As a Buddhist forum, it makes sense that here the goal of Right Speech is more important than the goal of Free Speech. And as a place that has the goal of being welcoming and supportive to the diverse range of Buddhists that exist in the world, it makes sense that emotional safety is given priority over free speech. In this context, moderation - including flagging and hiding certain posts - supports the goals of the forum. It makes the conversations that this forum wants to support and welcome possible, by removing posts that would potentially alienate a diverse community of participants.
The context of this forum exists within a larger social context in which “LGBTQ youth are more than four times as likely to attempt suicide than their peers” (The Trevor Project 15-Dec-2021), “Indigenous women and girls are at a disproportionate risk and face among the highest rates of violent and non-violent victimization of all population groups in Canada” (StatsCan 19-May-2021), police stop and use force disprotionately against Black people (Nature 19-June-2020). For many systemic biases aren’t a “topic to debate on the Internet” - they are real, ongoing power imbalances that lead to violence and death.

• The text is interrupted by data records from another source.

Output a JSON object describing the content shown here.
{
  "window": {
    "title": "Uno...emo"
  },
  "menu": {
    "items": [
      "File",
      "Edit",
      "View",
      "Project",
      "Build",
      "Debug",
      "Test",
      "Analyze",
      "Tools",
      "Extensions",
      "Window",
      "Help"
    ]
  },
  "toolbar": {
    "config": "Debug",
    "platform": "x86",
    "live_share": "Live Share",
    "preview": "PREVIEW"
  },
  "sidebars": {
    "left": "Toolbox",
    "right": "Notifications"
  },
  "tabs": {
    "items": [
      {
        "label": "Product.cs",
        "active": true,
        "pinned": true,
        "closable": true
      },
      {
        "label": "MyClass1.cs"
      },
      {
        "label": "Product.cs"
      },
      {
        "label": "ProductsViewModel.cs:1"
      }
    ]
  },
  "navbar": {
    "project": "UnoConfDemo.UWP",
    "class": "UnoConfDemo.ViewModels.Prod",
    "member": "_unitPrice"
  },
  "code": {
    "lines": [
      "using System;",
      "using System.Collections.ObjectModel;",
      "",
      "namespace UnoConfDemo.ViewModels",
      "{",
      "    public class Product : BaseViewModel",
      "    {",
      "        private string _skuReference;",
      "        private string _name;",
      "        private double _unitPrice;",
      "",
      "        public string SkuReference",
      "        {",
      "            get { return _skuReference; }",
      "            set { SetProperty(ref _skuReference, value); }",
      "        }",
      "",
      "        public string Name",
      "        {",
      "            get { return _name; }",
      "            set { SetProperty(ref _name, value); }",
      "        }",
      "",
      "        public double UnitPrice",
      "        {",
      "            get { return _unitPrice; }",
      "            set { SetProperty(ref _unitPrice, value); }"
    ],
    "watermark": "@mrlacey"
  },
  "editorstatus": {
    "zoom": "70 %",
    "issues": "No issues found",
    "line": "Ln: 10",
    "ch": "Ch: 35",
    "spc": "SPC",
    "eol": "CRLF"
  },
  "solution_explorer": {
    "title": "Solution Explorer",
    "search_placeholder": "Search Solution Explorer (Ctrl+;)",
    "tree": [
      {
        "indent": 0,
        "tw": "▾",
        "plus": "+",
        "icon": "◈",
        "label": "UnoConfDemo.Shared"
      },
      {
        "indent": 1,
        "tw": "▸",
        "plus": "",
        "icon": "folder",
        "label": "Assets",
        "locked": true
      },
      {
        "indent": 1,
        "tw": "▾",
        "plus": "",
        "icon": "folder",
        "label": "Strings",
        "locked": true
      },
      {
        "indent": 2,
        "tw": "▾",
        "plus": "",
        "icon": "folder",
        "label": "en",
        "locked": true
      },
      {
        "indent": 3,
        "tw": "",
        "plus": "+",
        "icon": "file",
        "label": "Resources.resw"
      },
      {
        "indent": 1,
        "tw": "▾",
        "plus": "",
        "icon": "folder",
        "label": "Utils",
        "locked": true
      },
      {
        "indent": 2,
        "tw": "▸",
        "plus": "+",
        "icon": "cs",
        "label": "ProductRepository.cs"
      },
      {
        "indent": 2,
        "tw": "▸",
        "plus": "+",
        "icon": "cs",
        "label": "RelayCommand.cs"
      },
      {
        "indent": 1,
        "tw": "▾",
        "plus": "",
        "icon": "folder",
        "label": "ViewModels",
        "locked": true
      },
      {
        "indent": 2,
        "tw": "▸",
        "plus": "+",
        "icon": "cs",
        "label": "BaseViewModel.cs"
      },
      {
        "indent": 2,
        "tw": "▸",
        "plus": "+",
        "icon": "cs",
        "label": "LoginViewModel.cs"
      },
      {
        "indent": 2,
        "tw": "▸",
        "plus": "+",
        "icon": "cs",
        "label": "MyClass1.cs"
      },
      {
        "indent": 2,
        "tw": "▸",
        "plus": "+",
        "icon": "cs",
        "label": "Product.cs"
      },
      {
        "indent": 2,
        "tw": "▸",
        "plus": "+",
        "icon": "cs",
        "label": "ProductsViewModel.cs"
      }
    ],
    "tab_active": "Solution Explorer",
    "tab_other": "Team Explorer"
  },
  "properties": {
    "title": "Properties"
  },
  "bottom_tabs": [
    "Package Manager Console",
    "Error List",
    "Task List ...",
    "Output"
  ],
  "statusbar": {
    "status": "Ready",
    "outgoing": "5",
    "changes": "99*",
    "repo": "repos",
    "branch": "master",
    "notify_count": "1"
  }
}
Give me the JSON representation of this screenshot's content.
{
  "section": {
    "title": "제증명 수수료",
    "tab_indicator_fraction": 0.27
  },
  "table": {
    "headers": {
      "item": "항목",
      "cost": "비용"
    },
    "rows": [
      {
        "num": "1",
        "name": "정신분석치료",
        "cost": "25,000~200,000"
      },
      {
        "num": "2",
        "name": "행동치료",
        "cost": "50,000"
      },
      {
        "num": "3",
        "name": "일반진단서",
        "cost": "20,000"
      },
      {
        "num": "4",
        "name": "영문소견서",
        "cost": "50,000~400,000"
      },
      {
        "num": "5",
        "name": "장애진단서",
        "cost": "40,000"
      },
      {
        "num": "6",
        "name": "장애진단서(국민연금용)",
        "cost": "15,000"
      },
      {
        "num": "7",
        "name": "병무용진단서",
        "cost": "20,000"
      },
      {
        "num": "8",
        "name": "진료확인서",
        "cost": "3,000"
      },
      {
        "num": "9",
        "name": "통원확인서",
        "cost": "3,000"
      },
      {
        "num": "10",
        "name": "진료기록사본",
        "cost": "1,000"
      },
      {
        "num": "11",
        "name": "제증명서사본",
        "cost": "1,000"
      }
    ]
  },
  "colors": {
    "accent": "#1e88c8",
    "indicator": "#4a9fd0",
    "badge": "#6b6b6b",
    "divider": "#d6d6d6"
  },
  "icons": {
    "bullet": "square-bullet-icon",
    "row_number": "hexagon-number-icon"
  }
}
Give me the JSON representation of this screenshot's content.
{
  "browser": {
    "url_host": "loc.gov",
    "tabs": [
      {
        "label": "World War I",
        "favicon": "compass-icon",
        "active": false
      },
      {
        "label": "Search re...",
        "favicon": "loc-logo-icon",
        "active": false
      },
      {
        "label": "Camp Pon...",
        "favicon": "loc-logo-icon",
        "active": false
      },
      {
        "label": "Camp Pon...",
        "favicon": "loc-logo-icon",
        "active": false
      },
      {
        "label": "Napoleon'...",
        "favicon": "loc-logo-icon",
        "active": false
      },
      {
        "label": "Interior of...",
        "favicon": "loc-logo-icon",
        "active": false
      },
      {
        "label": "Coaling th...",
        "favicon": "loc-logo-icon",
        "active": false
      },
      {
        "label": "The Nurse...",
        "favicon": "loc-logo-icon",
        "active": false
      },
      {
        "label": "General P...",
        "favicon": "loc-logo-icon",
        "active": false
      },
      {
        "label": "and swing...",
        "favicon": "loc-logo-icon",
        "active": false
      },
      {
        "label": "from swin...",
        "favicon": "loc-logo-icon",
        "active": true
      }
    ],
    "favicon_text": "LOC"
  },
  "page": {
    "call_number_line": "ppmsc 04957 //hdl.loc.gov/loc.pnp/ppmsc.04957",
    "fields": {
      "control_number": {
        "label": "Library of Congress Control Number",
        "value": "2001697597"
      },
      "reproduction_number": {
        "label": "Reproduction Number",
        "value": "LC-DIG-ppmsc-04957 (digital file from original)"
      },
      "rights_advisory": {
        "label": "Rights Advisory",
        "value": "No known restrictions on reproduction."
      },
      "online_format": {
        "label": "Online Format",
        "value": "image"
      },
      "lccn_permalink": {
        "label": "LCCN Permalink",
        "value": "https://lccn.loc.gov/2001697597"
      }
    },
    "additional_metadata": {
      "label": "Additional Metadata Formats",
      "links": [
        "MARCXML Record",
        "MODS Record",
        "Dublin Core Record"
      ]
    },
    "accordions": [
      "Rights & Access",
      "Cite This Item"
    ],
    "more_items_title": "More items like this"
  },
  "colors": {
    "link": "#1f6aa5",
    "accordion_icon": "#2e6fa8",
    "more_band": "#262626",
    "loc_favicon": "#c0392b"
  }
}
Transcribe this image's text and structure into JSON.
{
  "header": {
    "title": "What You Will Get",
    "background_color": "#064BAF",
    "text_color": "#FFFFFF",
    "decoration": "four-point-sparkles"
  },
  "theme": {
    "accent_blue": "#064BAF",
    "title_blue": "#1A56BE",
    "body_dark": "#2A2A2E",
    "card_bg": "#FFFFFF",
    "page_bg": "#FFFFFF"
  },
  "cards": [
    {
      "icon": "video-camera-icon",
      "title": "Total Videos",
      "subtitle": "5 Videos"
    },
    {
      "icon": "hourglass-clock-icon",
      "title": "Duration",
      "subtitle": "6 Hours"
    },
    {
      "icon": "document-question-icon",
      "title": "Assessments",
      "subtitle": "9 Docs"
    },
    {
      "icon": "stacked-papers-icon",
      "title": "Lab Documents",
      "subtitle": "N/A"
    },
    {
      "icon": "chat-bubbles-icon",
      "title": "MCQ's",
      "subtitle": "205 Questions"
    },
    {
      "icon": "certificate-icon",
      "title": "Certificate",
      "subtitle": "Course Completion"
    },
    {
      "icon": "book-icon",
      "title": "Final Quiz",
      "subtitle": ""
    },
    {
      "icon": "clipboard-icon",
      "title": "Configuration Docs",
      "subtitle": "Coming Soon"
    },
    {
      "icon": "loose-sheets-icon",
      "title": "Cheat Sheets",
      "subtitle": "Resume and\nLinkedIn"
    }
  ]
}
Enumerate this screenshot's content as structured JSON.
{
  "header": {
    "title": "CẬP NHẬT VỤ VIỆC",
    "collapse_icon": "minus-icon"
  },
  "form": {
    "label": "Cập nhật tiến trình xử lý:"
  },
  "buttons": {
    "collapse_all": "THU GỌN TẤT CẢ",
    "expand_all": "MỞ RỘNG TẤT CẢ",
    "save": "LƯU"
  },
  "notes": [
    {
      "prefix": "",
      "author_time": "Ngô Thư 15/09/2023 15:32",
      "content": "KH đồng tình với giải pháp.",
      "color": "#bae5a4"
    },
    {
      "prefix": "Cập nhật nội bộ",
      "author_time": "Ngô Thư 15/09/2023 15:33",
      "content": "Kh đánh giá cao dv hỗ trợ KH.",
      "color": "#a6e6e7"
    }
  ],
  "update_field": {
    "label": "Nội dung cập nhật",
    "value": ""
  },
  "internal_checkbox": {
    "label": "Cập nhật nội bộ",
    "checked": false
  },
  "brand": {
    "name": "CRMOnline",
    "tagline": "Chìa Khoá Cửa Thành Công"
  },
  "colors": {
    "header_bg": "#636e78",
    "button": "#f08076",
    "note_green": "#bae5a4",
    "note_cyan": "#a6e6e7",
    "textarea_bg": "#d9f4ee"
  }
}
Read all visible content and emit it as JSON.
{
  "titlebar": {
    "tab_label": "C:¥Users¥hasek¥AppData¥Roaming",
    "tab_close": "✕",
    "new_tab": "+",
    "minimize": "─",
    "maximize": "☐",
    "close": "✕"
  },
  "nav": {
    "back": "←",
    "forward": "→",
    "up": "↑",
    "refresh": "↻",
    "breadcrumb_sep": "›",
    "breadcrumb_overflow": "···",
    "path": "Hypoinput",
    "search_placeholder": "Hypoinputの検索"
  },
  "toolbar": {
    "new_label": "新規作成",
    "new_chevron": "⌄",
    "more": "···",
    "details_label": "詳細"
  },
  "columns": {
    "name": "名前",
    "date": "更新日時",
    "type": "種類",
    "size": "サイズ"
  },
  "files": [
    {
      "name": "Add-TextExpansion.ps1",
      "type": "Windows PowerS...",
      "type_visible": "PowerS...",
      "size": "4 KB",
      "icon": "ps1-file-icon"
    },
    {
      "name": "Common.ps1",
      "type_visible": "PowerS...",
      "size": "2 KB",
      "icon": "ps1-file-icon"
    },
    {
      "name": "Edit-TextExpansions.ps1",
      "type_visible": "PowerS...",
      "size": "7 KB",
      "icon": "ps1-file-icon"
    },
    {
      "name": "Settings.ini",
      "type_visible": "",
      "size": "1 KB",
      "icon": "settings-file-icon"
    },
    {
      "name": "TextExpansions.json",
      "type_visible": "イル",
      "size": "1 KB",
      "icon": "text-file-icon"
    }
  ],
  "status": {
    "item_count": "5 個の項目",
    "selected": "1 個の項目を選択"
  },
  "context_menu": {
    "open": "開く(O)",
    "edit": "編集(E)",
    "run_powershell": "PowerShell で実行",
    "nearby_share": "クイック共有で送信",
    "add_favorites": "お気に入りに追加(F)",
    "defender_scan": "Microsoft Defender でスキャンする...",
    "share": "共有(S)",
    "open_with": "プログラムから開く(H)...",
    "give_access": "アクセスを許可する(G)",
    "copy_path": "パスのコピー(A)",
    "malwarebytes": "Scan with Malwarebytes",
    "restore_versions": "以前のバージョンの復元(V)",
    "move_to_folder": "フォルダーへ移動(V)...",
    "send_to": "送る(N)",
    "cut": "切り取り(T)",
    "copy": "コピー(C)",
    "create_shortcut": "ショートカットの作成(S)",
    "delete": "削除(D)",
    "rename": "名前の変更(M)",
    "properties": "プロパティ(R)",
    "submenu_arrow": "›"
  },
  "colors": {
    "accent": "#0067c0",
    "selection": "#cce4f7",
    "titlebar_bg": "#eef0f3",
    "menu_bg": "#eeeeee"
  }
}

Now, someone on the poitical right might say that this forum doesn’t encourage a diversity of speech from the conservative/right perspective. That’s probably true. But for many of us, welcoming and encouraging speech from those who have been historically marginalized and who still deal with systemic bias against them is a more important goal than allowing an opposing statement from those who (often) historically and currently benefit from those systemic biases, and whose statements (often) ultimately come down on the side of retaining the status quo of systemic bias. So where the opinion expressed has the potential to make someone who has been historically and currently marginalized feel emotionally unsafe, a space with the goals of this forum is going to value their emotional safety over your opinion.
Not all Buddhist forums and groups are structured this way. I’m a member of some Buddhist communities that don’t allow discussion of politics at all. And some - which I’m not a member of - seem to value unrestricted speech over emotional safety. Create your own forum and you get to structure it the way you want.
But it seems silly to complain about the decisions this forum makes in terms of what gets flagged/deleted, what choices are made in moderation, etc., and to pretend it is somehow a free speech or “robust debate” or “mods are unfair” issue. This isn’t a free speech zone. This isn’t a debating club, where debate is encouraged as an end in itself. This is a context with goals of Right Speech and welcoming diverse (in particular potentially marginalized) Buddhists, and its moderation policies support those goals.
A big thanks to all the Moderators for supporting this great space! Sadhu sadhu sadhu!